┌─ MATERIAL PROVIDED

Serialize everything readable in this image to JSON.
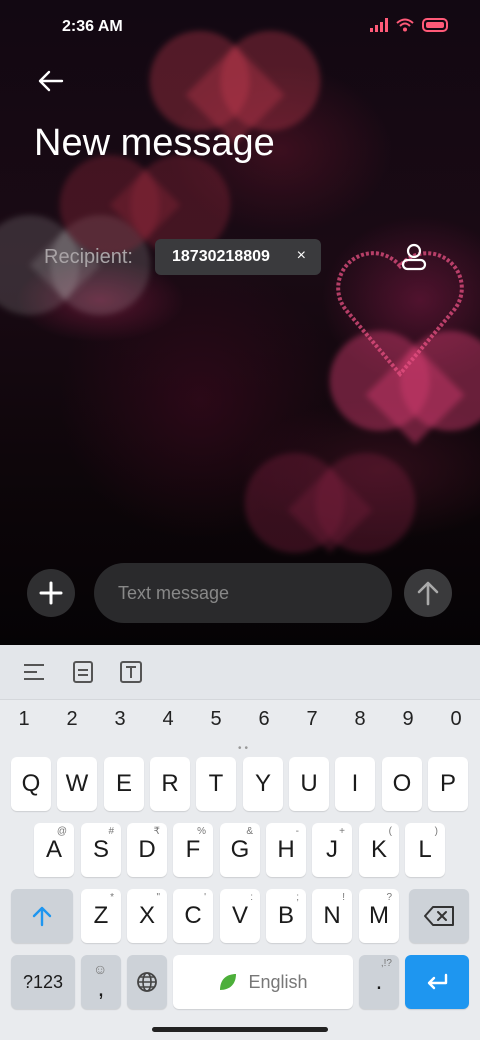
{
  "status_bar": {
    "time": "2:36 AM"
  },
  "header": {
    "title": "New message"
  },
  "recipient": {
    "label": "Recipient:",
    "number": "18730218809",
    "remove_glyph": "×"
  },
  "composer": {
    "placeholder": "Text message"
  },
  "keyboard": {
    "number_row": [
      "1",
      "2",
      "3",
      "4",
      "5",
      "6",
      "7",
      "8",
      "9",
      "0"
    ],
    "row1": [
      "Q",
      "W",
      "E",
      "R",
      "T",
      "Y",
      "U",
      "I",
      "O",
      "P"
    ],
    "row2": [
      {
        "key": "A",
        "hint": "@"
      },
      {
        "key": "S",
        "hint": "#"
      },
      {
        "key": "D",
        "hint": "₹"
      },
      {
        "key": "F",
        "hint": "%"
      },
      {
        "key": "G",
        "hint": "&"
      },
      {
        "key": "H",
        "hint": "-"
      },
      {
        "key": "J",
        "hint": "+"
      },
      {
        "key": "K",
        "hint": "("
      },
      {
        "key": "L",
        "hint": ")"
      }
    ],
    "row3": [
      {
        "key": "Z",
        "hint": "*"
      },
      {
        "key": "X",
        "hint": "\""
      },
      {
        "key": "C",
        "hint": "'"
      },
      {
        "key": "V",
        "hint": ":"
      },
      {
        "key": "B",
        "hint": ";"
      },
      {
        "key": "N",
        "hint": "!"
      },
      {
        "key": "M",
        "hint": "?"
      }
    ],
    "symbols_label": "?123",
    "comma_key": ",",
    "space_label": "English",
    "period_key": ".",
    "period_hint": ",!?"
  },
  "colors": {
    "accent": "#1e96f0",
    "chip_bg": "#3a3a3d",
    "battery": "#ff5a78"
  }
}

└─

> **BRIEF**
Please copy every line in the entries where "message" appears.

> **RESPONSE TO THIS TASK**
    "title": "New message"
    "placeholder": "Text message"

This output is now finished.